In February 2013, the US Air Force awarded the LAS contract to SNC to supply 20 Embraer A-29 Super Tucano aircraft as well as ground training devices, pilot and maintenance training and logistic support. The aircraft will be used to provide light air support, reconnaissance and training capabilities to the Afghanistan military. In March 2013, Embraer opened a facility in Jacksonville, Florida, to produce the LAS aircraft and to date has hired 72 employees. The facility in Jacksonville performs pre-equipping, mechanical assembly, structural assembly, systems installation and testing, and flight testing of A-29 aircraft.
The Super Tucano is a light air support turboprop aircraft with advanced training capabilities currently used by nine air forces in Africa, Asia Pacific and Latin America. After more than ten years in action, the Super Tucano has gained an excellent performance record: over 230,000 flight hours and 31,000 combat hours. Embraer has received more than 210 firm orders and has delivered more than 170 aircraft.
The Ecuadorian Air Force (Fuerza Aérea Ecuatoriana) received the first of three new Airbus (EADS / CASA) C295Ms on 7 August 2014. The plane was escorted by two of the FAE’s Super Tucano light attack aircraft on its way in to Eloy Alfaro de Manta Airbase.
The plances replace the Avro (Hawker Siddeley) HS748 with No. 1112 Squadron, after the HS748 has served the Latin American country for more than 40 years. With the new C295M (FAE-1030) arriving, one of the HS748s discharged of its duties shortly after the arrival ceremony.
It’s funny how certain things go by largely unnoticed by major news networks who are otherwise quick to pick up on things. Take for example Cruzex 2013, the multinational exercise now taking place in the skies over Brazil. Taking part in this military exercise are the air forces of Brazil, Canada, Colombia, Chile, Ecuador, Uruguay and last but not least … Venezuela and the United States, who until recently weren’t on very friendly terms with each other. AIRheads↑Fly guest photographer Ralph Blok went on a crusade to Natal Air Force Base in Brazil to see how things were working out.

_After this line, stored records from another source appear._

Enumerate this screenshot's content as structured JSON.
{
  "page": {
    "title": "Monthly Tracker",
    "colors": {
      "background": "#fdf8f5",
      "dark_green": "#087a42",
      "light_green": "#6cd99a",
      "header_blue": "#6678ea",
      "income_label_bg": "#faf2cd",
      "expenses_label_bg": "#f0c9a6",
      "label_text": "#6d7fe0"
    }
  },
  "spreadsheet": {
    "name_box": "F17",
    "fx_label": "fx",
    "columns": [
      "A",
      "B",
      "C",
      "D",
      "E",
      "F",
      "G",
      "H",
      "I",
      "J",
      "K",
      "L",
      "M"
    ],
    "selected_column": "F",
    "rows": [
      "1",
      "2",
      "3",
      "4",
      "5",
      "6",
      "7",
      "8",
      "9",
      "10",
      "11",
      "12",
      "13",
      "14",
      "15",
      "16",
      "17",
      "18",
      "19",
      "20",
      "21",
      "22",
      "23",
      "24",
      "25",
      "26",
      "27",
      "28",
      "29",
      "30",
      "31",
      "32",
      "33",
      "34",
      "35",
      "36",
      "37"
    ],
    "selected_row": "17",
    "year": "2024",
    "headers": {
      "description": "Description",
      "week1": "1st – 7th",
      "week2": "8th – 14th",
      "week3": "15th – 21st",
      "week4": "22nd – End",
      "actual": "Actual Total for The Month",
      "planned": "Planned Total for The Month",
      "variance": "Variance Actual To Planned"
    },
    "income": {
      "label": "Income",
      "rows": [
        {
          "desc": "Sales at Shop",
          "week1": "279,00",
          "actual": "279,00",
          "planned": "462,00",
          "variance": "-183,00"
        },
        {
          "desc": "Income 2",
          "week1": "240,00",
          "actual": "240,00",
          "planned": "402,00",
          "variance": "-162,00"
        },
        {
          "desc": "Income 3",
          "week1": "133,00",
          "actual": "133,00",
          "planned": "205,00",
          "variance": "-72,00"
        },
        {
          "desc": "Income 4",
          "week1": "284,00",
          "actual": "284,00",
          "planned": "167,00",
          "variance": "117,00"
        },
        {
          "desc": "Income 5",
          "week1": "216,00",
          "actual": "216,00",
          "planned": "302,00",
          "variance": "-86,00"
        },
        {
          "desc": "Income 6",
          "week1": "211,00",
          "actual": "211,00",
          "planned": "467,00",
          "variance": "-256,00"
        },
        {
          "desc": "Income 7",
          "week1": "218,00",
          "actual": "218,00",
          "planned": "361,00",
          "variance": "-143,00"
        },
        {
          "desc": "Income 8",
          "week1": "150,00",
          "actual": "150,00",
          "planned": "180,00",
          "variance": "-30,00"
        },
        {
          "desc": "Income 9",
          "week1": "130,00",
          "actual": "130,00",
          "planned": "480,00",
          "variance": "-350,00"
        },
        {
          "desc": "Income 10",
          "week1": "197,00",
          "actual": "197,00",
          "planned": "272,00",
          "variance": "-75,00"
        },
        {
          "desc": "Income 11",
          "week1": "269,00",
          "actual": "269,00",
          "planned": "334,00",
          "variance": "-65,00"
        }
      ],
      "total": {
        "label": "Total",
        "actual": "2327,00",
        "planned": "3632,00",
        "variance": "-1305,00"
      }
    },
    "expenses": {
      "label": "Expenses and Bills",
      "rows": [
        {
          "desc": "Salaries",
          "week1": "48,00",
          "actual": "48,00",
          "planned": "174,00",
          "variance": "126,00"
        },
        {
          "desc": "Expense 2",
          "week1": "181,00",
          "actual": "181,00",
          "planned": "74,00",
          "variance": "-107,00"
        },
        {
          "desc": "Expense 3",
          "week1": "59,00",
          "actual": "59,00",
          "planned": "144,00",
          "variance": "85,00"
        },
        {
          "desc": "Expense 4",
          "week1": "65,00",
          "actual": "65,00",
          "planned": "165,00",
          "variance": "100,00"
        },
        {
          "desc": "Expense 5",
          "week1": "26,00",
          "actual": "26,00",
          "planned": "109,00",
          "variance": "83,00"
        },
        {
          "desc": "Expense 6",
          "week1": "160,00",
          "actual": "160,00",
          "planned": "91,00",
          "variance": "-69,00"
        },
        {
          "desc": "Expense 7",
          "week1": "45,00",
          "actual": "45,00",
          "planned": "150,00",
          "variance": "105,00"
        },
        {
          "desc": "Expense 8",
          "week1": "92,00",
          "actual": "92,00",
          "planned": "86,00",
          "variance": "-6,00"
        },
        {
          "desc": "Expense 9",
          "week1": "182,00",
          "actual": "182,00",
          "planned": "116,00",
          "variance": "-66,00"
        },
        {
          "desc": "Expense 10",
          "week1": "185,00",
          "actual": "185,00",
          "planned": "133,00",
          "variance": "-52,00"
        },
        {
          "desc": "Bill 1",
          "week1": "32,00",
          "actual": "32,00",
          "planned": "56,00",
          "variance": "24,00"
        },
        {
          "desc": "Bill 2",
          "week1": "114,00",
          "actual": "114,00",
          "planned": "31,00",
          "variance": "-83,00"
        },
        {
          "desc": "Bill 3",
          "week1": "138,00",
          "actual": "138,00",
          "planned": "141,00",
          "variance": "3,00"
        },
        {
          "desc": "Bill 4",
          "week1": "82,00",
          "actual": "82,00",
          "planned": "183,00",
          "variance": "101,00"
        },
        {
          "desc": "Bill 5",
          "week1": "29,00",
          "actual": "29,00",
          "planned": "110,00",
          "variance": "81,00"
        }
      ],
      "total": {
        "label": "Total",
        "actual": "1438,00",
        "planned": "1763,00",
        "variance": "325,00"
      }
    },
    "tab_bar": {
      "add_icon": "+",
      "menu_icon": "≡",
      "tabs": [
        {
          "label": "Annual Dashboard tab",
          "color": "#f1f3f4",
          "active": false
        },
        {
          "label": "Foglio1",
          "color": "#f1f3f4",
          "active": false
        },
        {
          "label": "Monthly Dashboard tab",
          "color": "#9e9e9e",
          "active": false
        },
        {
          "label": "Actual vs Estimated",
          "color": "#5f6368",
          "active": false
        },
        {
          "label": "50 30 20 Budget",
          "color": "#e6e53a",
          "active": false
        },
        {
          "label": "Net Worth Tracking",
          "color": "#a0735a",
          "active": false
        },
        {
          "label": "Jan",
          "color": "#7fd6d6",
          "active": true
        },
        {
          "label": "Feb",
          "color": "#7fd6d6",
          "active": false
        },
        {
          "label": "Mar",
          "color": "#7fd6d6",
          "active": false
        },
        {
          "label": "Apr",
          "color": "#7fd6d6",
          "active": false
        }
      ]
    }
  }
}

Cruzex stands for Cruzeiro do Sul Exercise, an exercise that aims to train aircrews in modern war situation. The 2013 edition is actually the seventh edition of this South American multinational exercise. Main operating bases are Natal in Brazil, and Recife which is situated south of Natal. A total of 2000 crew and other personnel are involved, bringing along 86 aircraft, ranging from Chilean and US F-16s to exotic and rare A-37 Dragonfly and – even more rare! – FMA IA 58 Pucara aircraft from Uruguay.

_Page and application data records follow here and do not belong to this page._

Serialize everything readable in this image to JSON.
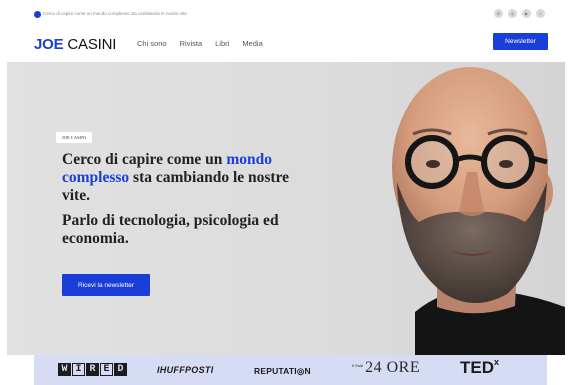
{
  "topbar": {
    "tagline": "Cerco di capire come un mondo complesso sta cambiando le nostre vite",
    "socials": [
      {
        "icon": "linkedin-icon",
        "glyph": "in"
      },
      {
        "icon": "instagram-icon",
        "glyph": "◎"
      },
      {
        "icon": "youtube-icon",
        "glyph": "▶"
      },
      {
        "icon": "tiktok-icon",
        "glyph": "♪"
      }
    ]
  },
  "header": {
    "logo_first": "JOE",
    "logo_last": "CASINI",
    "nav": [
      "Chi sono",
      "Rivista",
      "Libri",
      "Media"
    ],
    "newsletter_button": "Newsletter"
  },
  "hero": {
    "badge": "JOE CASINI",
    "headline_pre": "Cerco di capire come un ",
    "headline_highlight": "mondo complesso",
    "headline_post": " sta cambiando le nostre vite.",
    "subheadline": "Parlo di tecnologia, psicologia ed economia.",
    "cta": "Ricevi la newsletter"
  },
  "press": {
    "wired": [
      "W",
      "I",
      "R",
      "E",
      "D"
    ],
    "huffpost": "IHUFFPOSTI",
    "reputation": "REPUTATI◎N",
    "sole_small": "Il Sole",
    "sole_big": "24 ORE",
    "tedx_main": "TED",
    "tedx_sup": "x"
  },
  "colors": {
    "accent": "#1a3fd9",
    "hero_bg": "#dcdcdc",
    "logos_bg": "#d6dcf3"
  }
}
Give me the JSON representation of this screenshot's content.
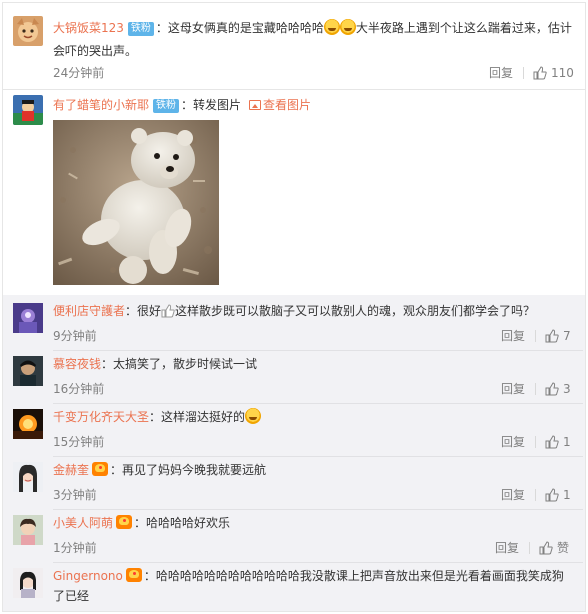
{
  "comments": [
    {
      "user": "大锅饭菜123",
      "badge": "铁粉",
      "text_a": "：这母女俩真的是宝藏哈哈哈哈",
      "text_b": "大半夜路上遇到个让这么踹着过来，估计",
      "text_c": "会吓的哭出声。",
      "time": "24分钟前",
      "reply": "回复",
      "likes": "110"
    },
    {
      "user": "有了蜡笔的小新耶",
      "badge": "铁粉",
      "text": "：转发图片",
      "view_pic": "查看图片"
    }
  ],
  "replies": [
    {
      "user": "便利店守護者",
      "text": "：很好",
      "text2": "这样散步既可以散脑子又可以散别人的魂，观众朋友们都学会了吗？",
      "time": "9分钟前",
      "reply": "回复",
      "likes": "7"
    },
    {
      "user": "慕容夜钱",
      "text": "：太搞笑了，散步时候试一试",
      "time": "16分钟前",
      "reply": "回复",
      "likes": "3"
    },
    {
      "user": "千变万化齐天大圣",
      "text": "：这样溜达挺好的",
      "time": "15分钟前",
      "reply": "回复",
      "likes": "1"
    },
    {
      "user": "金赫奎",
      "text": "：再见了妈妈今晚我就要远航",
      "time": "3分钟前",
      "reply": "回复",
      "likes": "1"
    },
    {
      "user": "小美人阿萌",
      "text": "：哈哈哈哈好欢乐",
      "time": "1分钟前",
      "reply": "回复",
      "likes": "赞"
    },
    {
      "user": "Gingernono",
      "text": "：哈哈哈哈哈哈哈哈哈哈哈哈我没散课上把声音放出来但是光看着画面我笑成狗",
      "text2": "了已经"
    }
  ],
  "colors": {
    "username": "#eb7350",
    "meta": "#808080",
    "badge": "#5eb4e9",
    "grey_bg": "#f2f2f5"
  }
}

Cruzex 2013 started on November 4 and will end November 15. Missed it? Simply look below and remember; there’s always next time.
A lot of thanks to Ralph Blok for sharing his pictures here at AIRheads↑Fly. More of his photographic work can be seen here.